The two facts of key importance to the sufferer of anorexia who is aware of the bleakness of the way in which he or she is living but cannot resolve to change are as follows:
1. If you regain weight, not only the physical effects of your current state – being constantly cold and weak, sleeping and concentrating poorly, bad hair and skin – will disappear, but so will the ways in which you currently think and feel. Your body is starved, and your character and your thoughts are dominated by this starvation, and will cease to be so once you allow yourself to regain weight.
2. There is no point in waiting for the magical moment at which you decide, once and for all, that you want to start eating more again, or to regain weight. Your starved state is making you unable to think flexibly enough to fully comprehend the possibility of eating or living differently, or even the possibility of wanting to think about and enjoy things other than food; it has hidden from you who you really are, and made you believe you are nothing but the anorexia; it is making the smallest piece of food feel like too much. For these reasons you will never truly want to recover, but you have to seize all your feelings of despair, desperation, hope, recklessness, and curiosity in order to make yourself plunge into that first day and first meal of recovery. As long as you keep yourself going, keep eating, through the first difficult weeks, it will get easier and easier.
I was so incredibly struck by this when I read it and again today reading it. It is so true.
My current BMI is still below 17.5.
I think I have overcome most of my issues with food. Not so. When my depression hit me badly a couple of days ago I denied myself lunch. I sat in a cafe with an apple cut into chunks on a plate whilst my two best friends tucked into their delicious looking lunches that I so wanted.
This afternoon travelling into town I felt hungry. I thought I’d have a yoghurt but decided against it because I wanted to have a latte in Starbucks. I felt hunger but denied myself. My head told me that I was just being weak if I ate something. I didn’t need it, the latte would be sufficient and was a treat in itself.
How to break this mindset? It seems the only thing for it is to switch to auto-pilot. To just eat; not think, feel, question, consider, challenge, delay, or barter.
And that’s where this overthinking, control freak falls down. The prospect fills me with terror and utter confusion. I am careful, I plan, I make safe, considered decisions. You’re asking me to approach the edge of a cliff and keep walking in the hope that somehow a path will emerge before me and I won’t fall. I’m not stupid! If I walk off that cliff I will free fall faster than Felix Baumgartner and my landing will be decidedly more messy.
I keep myself measured so that I don’t fall apart. I can’t let myself go.
I don’t believe anything will catch me if I step off that cliff edge.
For all my efforts and thinking I have moved forward I have only increased my comfort zone ever so slightly and I remain utterly rigid within that zone.

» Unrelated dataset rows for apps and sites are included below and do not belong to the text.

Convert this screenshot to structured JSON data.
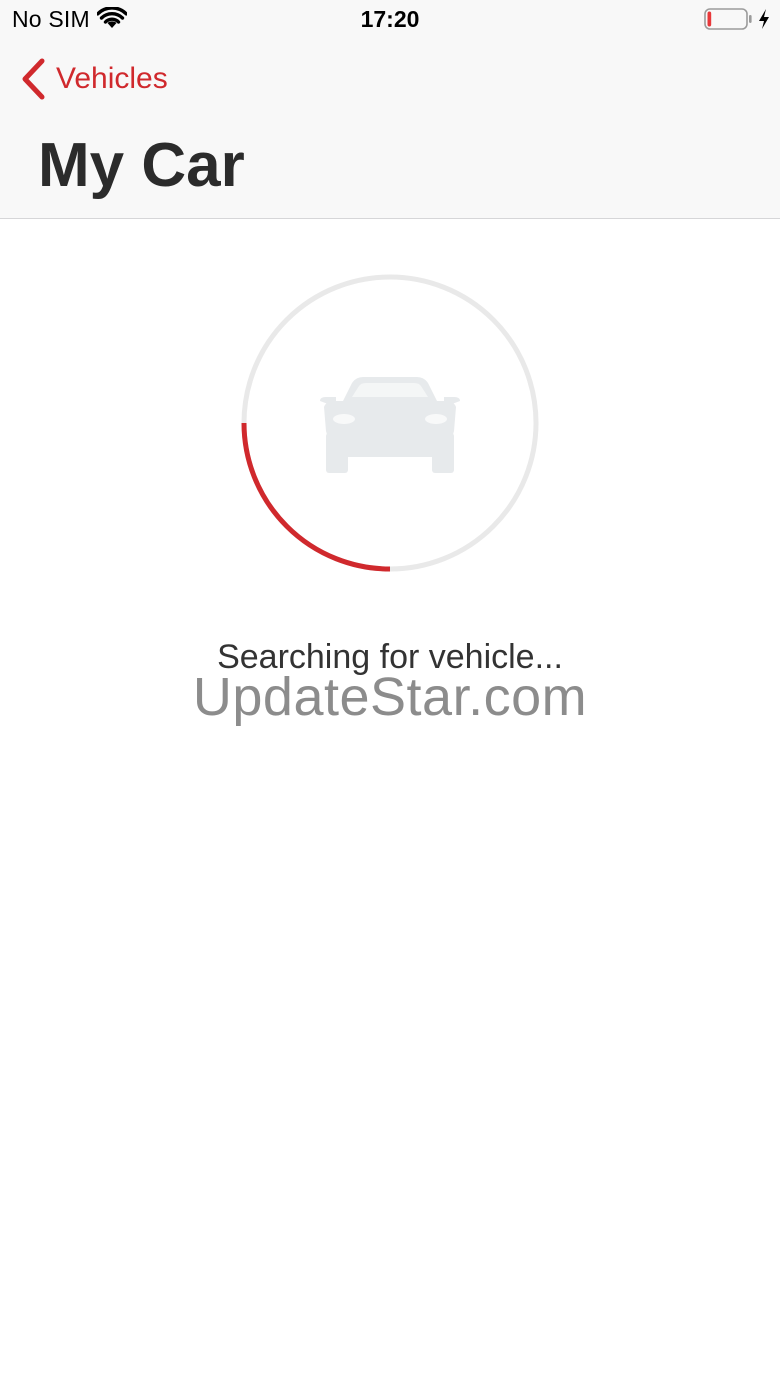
{
  "status_bar": {
    "carrier": "No SIM",
    "time": "17:20",
    "wifi_icon": "wifi-icon",
    "battery_icon": "battery-low-charging-icon",
    "battery_level": 0.1
  },
  "nav": {
    "back_label": "Vehicles",
    "back_icon": "chevron-left-icon",
    "title": "My Car"
  },
  "main": {
    "vehicle_icon": "car-icon",
    "progress": 0.25,
    "status_text": "Searching for vehicle...",
    "watermark": "UpdateStar.com"
  },
  "colors": {
    "accent": "#d0292d",
    "track": "#e9e9e9",
    "car_icon": "#e7eaec"
  }
}
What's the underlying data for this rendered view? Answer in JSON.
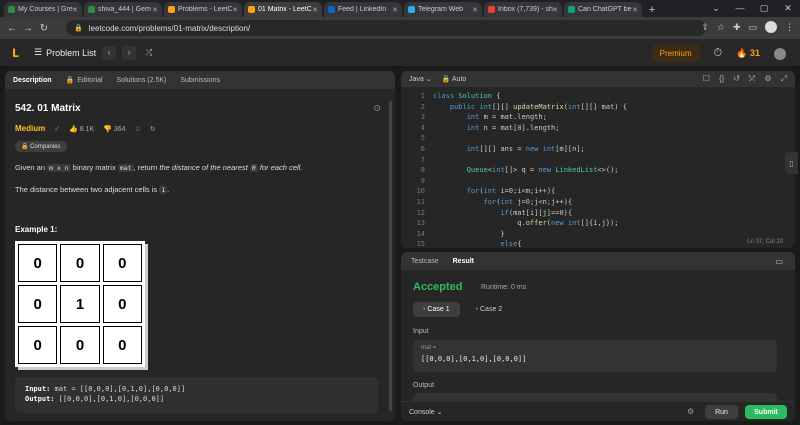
{
  "browser": {
    "tabs": [
      {
        "label": "My Courses | Gre",
        "color": "#2f8d46"
      },
      {
        "label": "shiva_444 | Gem",
        "color": "#2f8d46"
      },
      {
        "label": "Problems - LeetC",
        "color": "#ffa116"
      },
      {
        "label": "01 Matrix - LeetC",
        "color": "#ffa116"
      },
      {
        "label": "Feed | LinkedIn",
        "color": "#0a66c2"
      },
      {
        "label": "Telegram Web",
        "color": "#2aabee"
      },
      {
        "label": "Inbox (7,739) - sh",
        "color": "#ea4335"
      },
      {
        "label": "Can ChatGPT be",
        "color": "#10a37f"
      }
    ],
    "url": "leetcode.com/problems/01-matrix/description/"
  },
  "header": {
    "problem_list": "Problem List",
    "premium": "Premium",
    "streak": "31"
  },
  "left_tabs": [
    "Description",
    "Editorial",
    "Solutions (2.5K)",
    "Submissions"
  ],
  "problem": {
    "title": "542. 01 Matrix",
    "difficulty": "Medium",
    "likes": "8.1K",
    "dislikes": "364",
    "companies": "Companies",
    "text_a": "Given an ",
    "code_a": "m x n",
    "text_b": " binary matrix ",
    "code_b": "mat",
    "text_c": ", return ",
    "text_d": "the distance of the nearest ",
    "code_c": "0",
    "text_e": " for each cell.",
    "text_f": "The distance between two adjacent cells is ",
    "code_d": "1",
    "text_g": ".",
    "example_label": "Example 1:",
    "matrix": [
      "0",
      "0",
      "0",
      "0",
      "1",
      "0",
      "0",
      "0",
      "0"
    ],
    "input_label": "Input:",
    "input_val": " mat = [[0,0,0],[0,1,0],[0,0,0]]",
    "output_label": "Output:",
    "output_val": " [[0,0,0],[0,1,0],[0,0,0]]"
  },
  "editor": {
    "language": "Java",
    "mode": "Auto",
    "position": "Ln 37, Col 20"
  },
  "result": {
    "tabs": [
      "Testcase",
      "Result"
    ],
    "status": "Accepted",
    "runtime": "Runtime: 0 ms",
    "case1": "Case 1",
    "case2": "Case 2",
    "input_label": "Input",
    "var": "mat =",
    "value": "[[0,0,0],[0,1,0],[0,0,0]]",
    "output_label": "Output",
    "console": "Console",
    "run": "Run",
    "submit": "Submit"
  }
}
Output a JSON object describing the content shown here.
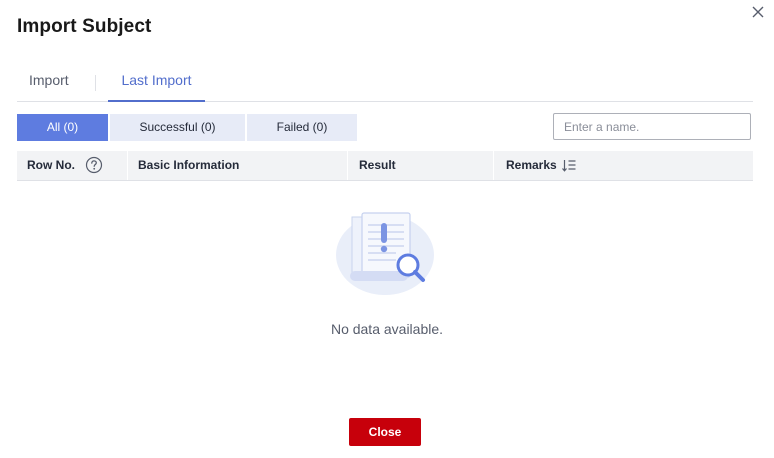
{
  "dialog": {
    "title": "Import Subject",
    "close_icon": "close-icon"
  },
  "tabs": [
    {
      "label": "Import",
      "active": false
    },
    {
      "label": "Last Import",
      "active": true
    }
  ],
  "filters": [
    {
      "label": "All (0)",
      "active": true
    },
    {
      "label": "Successful (0)",
      "active": false
    },
    {
      "label": "Failed (0)",
      "active": false
    }
  ],
  "search": {
    "placeholder": "Enter a name.",
    "value": ""
  },
  "table": {
    "columns": [
      {
        "label": "Row No.",
        "icon": "help-circle-icon"
      },
      {
        "label": "Basic Information"
      },
      {
        "label": "Result"
      },
      {
        "label": "Remarks",
        "icon": "sort-icon"
      }
    ],
    "rows": [],
    "empty_text": "No data available."
  },
  "footer": {
    "close_label": "Close"
  },
  "colors": {
    "accent": "#5e7ce0",
    "tab_active": "#526ecc",
    "danger": "#c7000b"
  }
}
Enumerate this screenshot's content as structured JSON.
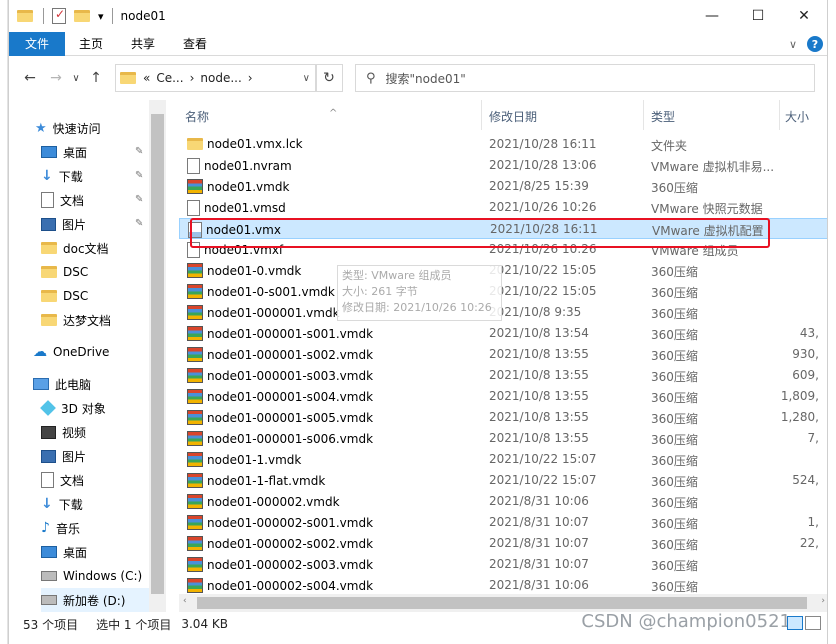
{
  "window": {
    "title": "node01",
    "minimize": "—",
    "maximize": "☐",
    "close": "✕",
    "qat_dropdown": "▾"
  },
  "ribbon": {
    "tabs": [
      "文件",
      "主页",
      "共享",
      "查看"
    ],
    "collapse": "∨",
    "help": "?"
  },
  "address": {
    "back": "←",
    "forward": "→",
    "recent": "∨",
    "up": "↑",
    "crumbs": [
      "«",
      "Ce...",
      "›",
      "node...",
      "›"
    ],
    "dropdown": "∨",
    "refresh": "↻",
    "search_placeholder": "搜索\"node01\""
  },
  "nav": {
    "items": [
      {
        "label": "快速访问",
        "icon": "star-icon",
        "pinned": false
      },
      {
        "label": "桌面",
        "icon": "desktop-icon",
        "pinned": true
      },
      {
        "label": "下载",
        "icon": "download-icon",
        "pinned": true
      },
      {
        "label": "文档",
        "icon": "document-icon",
        "pinned": true
      },
      {
        "label": "图片",
        "icon": "picture-icon",
        "pinned": true
      },
      {
        "label": "doc文档",
        "icon": "folder-icon",
        "pinned": false
      },
      {
        "label": "DSC",
        "icon": "folder-icon",
        "pinned": false
      },
      {
        "label": "DSC",
        "icon": "folder-icon",
        "pinned": false
      },
      {
        "label": "达梦文档",
        "icon": "folder-icon",
        "pinned": false
      },
      {
        "label": "OneDrive",
        "icon": "cloud-icon",
        "pinned": false
      },
      {
        "label": "此电脑",
        "icon": "computer-icon",
        "pinned": false
      },
      {
        "label": "3D 对象",
        "icon": "cube-icon",
        "pinned": false
      },
      {
        "label": "视频",
        "icon": "video-icon",
        "pinned": false
      },
      {
        "label": "图片",
        "icon": "picture-icon",
        "pinned": false
      },
      {
        "label": "文档",
        "icon": "document-icon",
        "pinned": false
      },
      {
        "label": "下载",
        "icon": "download-icon",
        "pinned": false
      },
      {
        "label": "音乐",
        "icon": "music-icon",
        "pinned": false
      },
      {
        "label": "桌面",
        "icon": "desktop-icon",
        "pinned": false
      },
      {
        "label": "Windows (C:)",
        "icon": "drive-icon",
        "pinned": false
      },
      {
        "label": "新加卷 (D:)",
        "icon": "drive-icon",
        "pinned": false
      }
    ],
    "pin_glyph": "📌"
  },
  "columns": {
    "name": "名称",
    "modified": "修改日期",
    "type": "类型",
    "size": "大小"
  },
  "files": [
    {
      "name": "node01.vmx.lck",
      "date": "2021/10/28 16:11",
      "type": "文件夹",
      "size": "",
      "icon": "folder-icon"
    },
    {
      "name": "node01.nvram",
      "date": "2021/10/28 13:06",
      "type": "VMware 虚拟机非易...",
      "size": "",
      "icon": "vmware-file-icon"
    },
    {
      "name": "node01.vmdk",
      "date": "2021/8/25 15:39",
      "type": "360压缩",
      "size": "",
      "icon": "archive-icon"
    },
    {
      "name": "node01.vmsd",
      "date": "2021/10/26 10:26",
      "type": "VMware 快照元数据",
      "size": "",
      "icon": "vmware-file-icon"
    },
    {
      "name": "node01.vmx",
      "date": "2021/10/28 16:11",
      "type": "VMware 虚拟机配置",
      "size": "",
      "icon": "vmware-config-icon",
      "selected": true
    },
    {
      "name": "node01.vmxf",
      "date": "2021/10/26 10:26",
      "type": "VMware 组成员",
      "size": "",
      "icon": "vmware-file-icon"
    },
    {
      "name": "node01-0.vmdk",
      "date": "2021/10/22 15:05",
      "type": "360压缩",
      "size": "",
      "icon": "archive-icon"
    },
    {
      "name": "node01-0-s001.vmdk",
      "date": "2021/10/22 15:05",
      "type": "360压缩",
      "size": "",
      "icon": "archive-icon"
    },
    {
      "name": "node01-000001.vmdk",
      "date": "2021/10/8 9:35",
      "type": "360压缩",
      "size": "",
      "icon": "archive-icon"
    },
    {
      "name": "node01-000001-s001.vmdk",
      "date": "2021/10/8 13:54",
      "type": "360压缩",
      "size": "43,",
      "icon": "archive-icon"
    },
    {
      "name": "node01-000001-s002.vmdk",
      "date": "2021/10/8 13:55",
      "type": "360压缩",
      "size": "930,",
      "icon": "archive-icon"
    },
    {
      "name": "node01-000001-s003.vmdk",
      "date": "2021/10/8 13:55",
      "type": "360压缩",
      "size": "609,",
      "icon": "archive-icon"
    },
    {
      "name": "node01-000001-s004.vmdk",
      "date": "2021/10/8 13:55",
      "type": "360压缩",
      "size": "1,809,",
      "icon": "archive-icon"
    },
    {
      "name": "node01-000001-s005.vmdk",
      "date": "2021/10/8 13:55",
      "type": "360压缩",
      "size": "1,280,",
      "icon": "archive-icon"
    },
    {
      "name": "node01-000001-s006.vmdk",
      "date": "2021/10/8 13:55",
      "type": "360压缩",
      "size": "7,",
      "icon": "archive-icon"
    },
    {
      "name": "node01-1.vmdk",
      "date": "2021/10/22 15:07",
      "type": "360压缩",
      "size": "",
      "icon": "archive-icon"
    },
    {
      "name": "node01-1-flat.vmdk",
      "date": "2021/10/22 15:07",
      "type": "360压缩",
      "size": "524,",
      "icon": "archive-icon"
    },
    {
      "name": "node01-000002.vmdk",
      "date": "2021/8/31 10:06",
      "type": "360压缩",
      "size": "",
      "icon": "archive-icon"
    },
    {
      "name": "node01-000002-s001.vmdk",
      "date": "2021/8/31 10:07",
      "type": "360压缩",
      "size": "1,",
      "icon": "archive-icon"
    },
    {
      "name": "node01-000002-s002.vmdk",
      "date": "2021/8/31 10:07",
      "type": "360压缩",
      "size": "22,",
      "icon": "archive-icon"
    },
    {
      "name": "node01-000002-s003.vmdk",
      "date": "2021/8/31 10:07",
      "type": "360压缩",
      "size": "",
      "icon": "archive-icon"
    },
    {
      "name": "node01-000002-s004.vmdk",
      "date": "2021/8/31 10:06",
      "type": "360压缩",
      "size": "",
      "icon": "archive-icon"
    }
  ],
  "tooltip": {
    "line1": "类型: VMware 组成员",
    "line2": "大小: 261 字节",
    "line3": "修改日期: 2021/10/26 10:26"
  },
  "status": {
    "count": "53 个项目",
    "selection": "选中 1 个项目",
    "size": "3.04 KB"
  },
  "watermark": "CSDN @champion0521",
  "scroll": {
    "left": "‹",
    "right": "›"
  },
  "colors": {
    "accent": "#1979ca",
    "selection": "#cce8ff",
    "highlight_box": "#e81123"
  }
}
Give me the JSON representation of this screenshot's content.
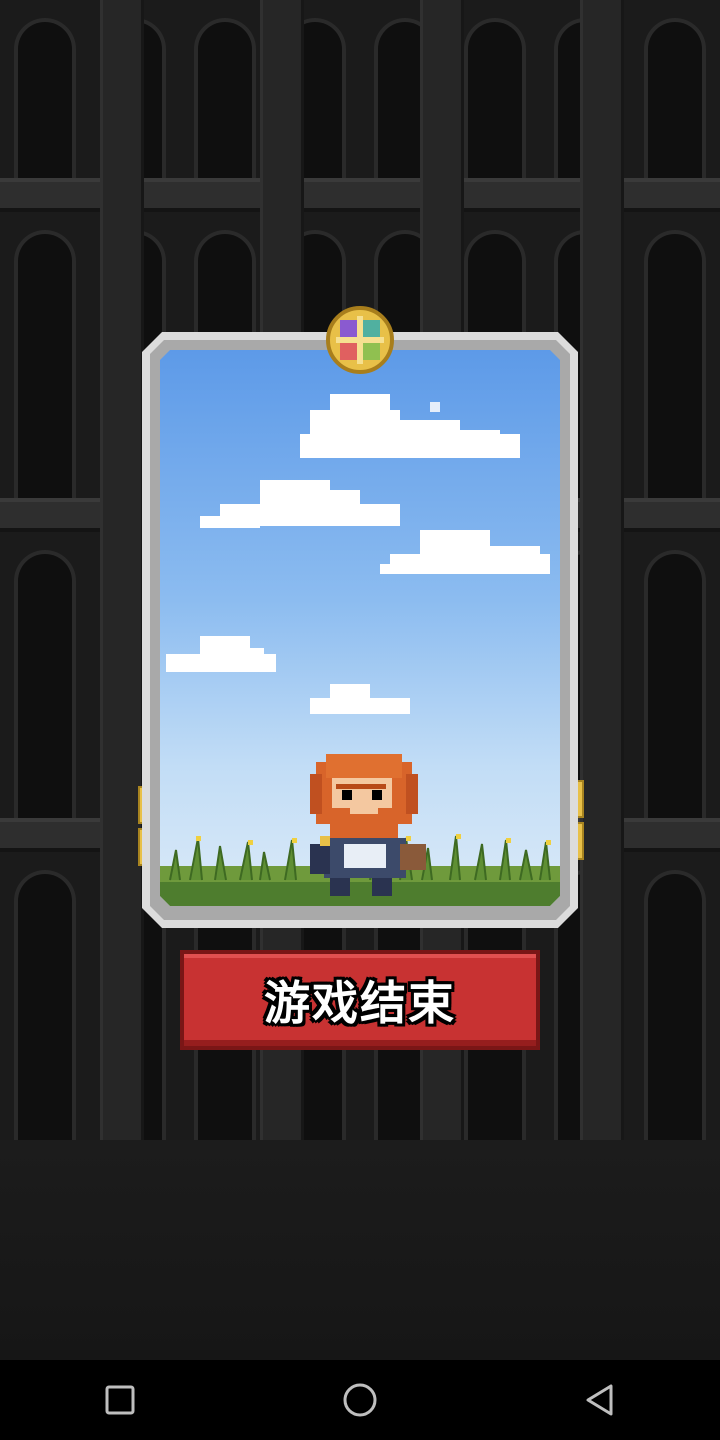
{
  "screen": {
    "button_label": "游戏结束"
  },
  "icons": {
    "emblem": "gold-four-quadrant-emblem",
    "nav_recent": "square-icon",
    "nav_home": "circle-icon",
    "nav_back": "triangle-back-icon"
  },
  "colors": {
    "button": "#c83232",
    "card_frame": "#dcdcdc",
    "sky": "#5d9ae8",
    "background": "#1e1e1e"
  }
}
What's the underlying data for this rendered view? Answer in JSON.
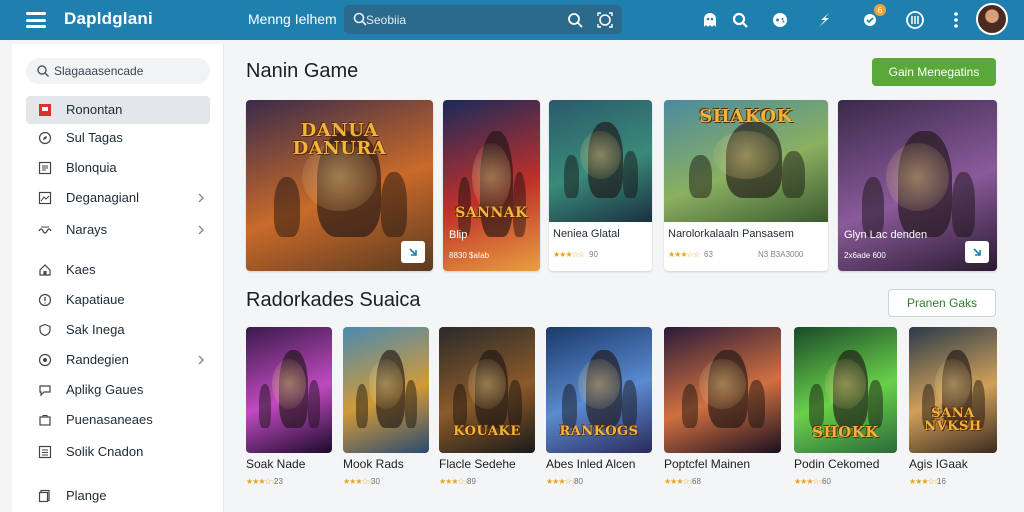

Until I throw caution to the wind and embrace flexibility I am going to remain in this so-called comfort zone that is in fact a straight jacket.
I need to act.
I don’t know whether I can.